A TTAG commentator published this under one of our posts. As of this morning, I’ve learned that he is not the author. I’m contacting the copyright holder for permission to use the material. I apologize for any inconvenience or misunderstanding this may have caused.
Woolard v. Shedian was not really a great win. Read the opinion, and see what, really, we won. Sadly, our wins are having an ever narrowing scope of success. This “favorable” ruling contains much adverse language. Problems . . .
1. The Appellate Court in the 4th may reverse, though this is unlikely, since the holding is so weak.
2. If upheld by the S.C., at best, this may have swatted down some “shall issue,” so look for states to sharpen their issue language or dump permits, altogether, and allow carry only to narrow statutory classes.
3. If the case never makes it to the S.C., look for other states to ignore it. Additionally, other states are unlikely to have 1:1 language with Maryland, so look for potentially affected states to claim their language is different, thus falling outside the holding.
4. The case is utterly silent on non-permit carry, even suggesting that permits are well and good for states to require. If this case becomes binding on MD, their absolute right to RKBA has not been recognized. Their right is subject to the state legislature first enacting a permit scheme.
5. Per the court, the MD legislature may merely alter its criteria slightly, leaving intact “shall-issue” and forcing another, likely unsuccessful, lawsuit.
6. The Court violently refused to place the First and Second Amendments on the same footing, citing no authority, merely cheapening the 2A by force.
7. “Intermediate scrutiny” is barely protection against overreach and encroachment.
8. We now have a disastrous doctrine of “core” and “non-core” Second Amendment exercise.
In Heller and McDonald, Gura fought a city. Fighting states will be far tougher, and the Federal courts are going to be extremely unwilling to trod underfoot state sovereignty.
We don’t need more “favorable” rulings like this.
From Woollard v. Sheridan:
“[T]his Court is mindful of Judge Wilkinson‘s admonition that one should venture into the unmapped reaches of Second Amendment jurisprudence only upon necessity and only then by small degree.”
“States have considerable latitude to channel the exercise of the right [to keep and bear arms] in ways that will minimize th[e] risk [of misuse].”
“If the Government wishes to burden a right guaranteed by the Constitution, it may do so provided that it can show a satisfactory justification and a sufficiently adapted method.”
“Heller‘s definition of one of the Amendment‘s central terms, bear, further suggests that the right, though it may be subject to limitations, does not stop at one‘s front door.”

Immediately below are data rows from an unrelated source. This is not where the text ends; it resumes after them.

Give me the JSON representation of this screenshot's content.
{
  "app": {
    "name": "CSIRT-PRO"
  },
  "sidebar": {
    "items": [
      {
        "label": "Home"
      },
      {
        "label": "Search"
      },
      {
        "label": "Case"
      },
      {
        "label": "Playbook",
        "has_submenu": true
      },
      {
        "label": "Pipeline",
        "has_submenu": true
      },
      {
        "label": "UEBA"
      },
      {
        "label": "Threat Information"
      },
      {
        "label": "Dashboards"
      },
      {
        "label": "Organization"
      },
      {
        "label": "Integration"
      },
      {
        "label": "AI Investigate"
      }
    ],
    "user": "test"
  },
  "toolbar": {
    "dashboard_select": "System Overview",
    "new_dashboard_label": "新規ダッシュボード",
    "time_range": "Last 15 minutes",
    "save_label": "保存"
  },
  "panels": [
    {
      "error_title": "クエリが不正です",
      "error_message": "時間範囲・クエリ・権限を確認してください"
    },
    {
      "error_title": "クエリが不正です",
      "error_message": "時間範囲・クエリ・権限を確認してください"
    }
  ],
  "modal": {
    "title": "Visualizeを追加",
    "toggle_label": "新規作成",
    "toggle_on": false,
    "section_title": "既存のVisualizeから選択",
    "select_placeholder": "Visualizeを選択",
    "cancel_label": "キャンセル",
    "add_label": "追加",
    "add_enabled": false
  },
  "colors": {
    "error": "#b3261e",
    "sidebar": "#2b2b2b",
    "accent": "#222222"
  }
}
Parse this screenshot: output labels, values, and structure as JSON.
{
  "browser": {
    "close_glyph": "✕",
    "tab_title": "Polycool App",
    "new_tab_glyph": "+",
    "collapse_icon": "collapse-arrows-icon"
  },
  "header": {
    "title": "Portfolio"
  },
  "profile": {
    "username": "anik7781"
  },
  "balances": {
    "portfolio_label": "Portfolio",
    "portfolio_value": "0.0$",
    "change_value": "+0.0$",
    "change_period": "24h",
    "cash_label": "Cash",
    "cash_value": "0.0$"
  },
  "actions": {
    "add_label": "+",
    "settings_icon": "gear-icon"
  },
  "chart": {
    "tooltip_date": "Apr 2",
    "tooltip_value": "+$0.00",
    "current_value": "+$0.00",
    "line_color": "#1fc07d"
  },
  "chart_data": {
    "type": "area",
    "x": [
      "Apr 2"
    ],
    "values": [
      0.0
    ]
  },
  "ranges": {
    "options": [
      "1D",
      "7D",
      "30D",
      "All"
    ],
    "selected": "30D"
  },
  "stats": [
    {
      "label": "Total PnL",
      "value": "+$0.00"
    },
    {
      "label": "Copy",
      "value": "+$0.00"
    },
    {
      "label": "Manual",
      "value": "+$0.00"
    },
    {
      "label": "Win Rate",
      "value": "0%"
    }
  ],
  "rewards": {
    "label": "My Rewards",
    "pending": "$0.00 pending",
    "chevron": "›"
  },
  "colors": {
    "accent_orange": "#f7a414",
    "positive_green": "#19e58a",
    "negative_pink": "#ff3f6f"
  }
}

“Finally, the Court does not speak to Maryland‘s ability to declare that a specific applicant is unfit for a permit because of some particular aspect of the applicant‘s character or history.”
“[T]here are two ways of conceptualizing presumptively lawful restrictions. First, these restrictions may be so ingrained in our understanding of the Second Amendment that there is little doubt that they withstand the applicable level of heightened scrutiny. Alternatively, the right itself can be seen as failing to extend into areas where, historically, limitations were commonplace and well accepted.”
“Woollard argues that, because the right to keep and bear arms is ―fundamental within the meaning of Fourteenth Amendment jurisprudence, the challenged law must be given the most exacting scrutiny. See Clark v. Jeter, 486 U.S. 456, 461 (1988).
Of course, to accept this theory would be to erase, in one broad stroke, the careful and sensible distinctions that the Fourth Circuit and other courts have drawn between core and non-core Second Amendment protections and to ignore the principle that differing levels of scrutiny are appropriate to each. The Court declines such an approach.”
“Those courts that painstakingly developed and expounded the prior restraint analysis on which Woollard relies today surely did not have Second Amendment challenges in mind when they did so.” – Because courts don’t think all rights are equal.
“This Court shares that view. The Supreme Court‘s choice of phrasing connotes that the restrictions it termed presumptively lawful pass muster under a heightened standard of review.” – How dictum becomes law. Thanks, Scalia.
I guess i need to read the opinion again. Not to be the turd in the punchbowl, but it doesn’t read near as positive as everyone is suggesting.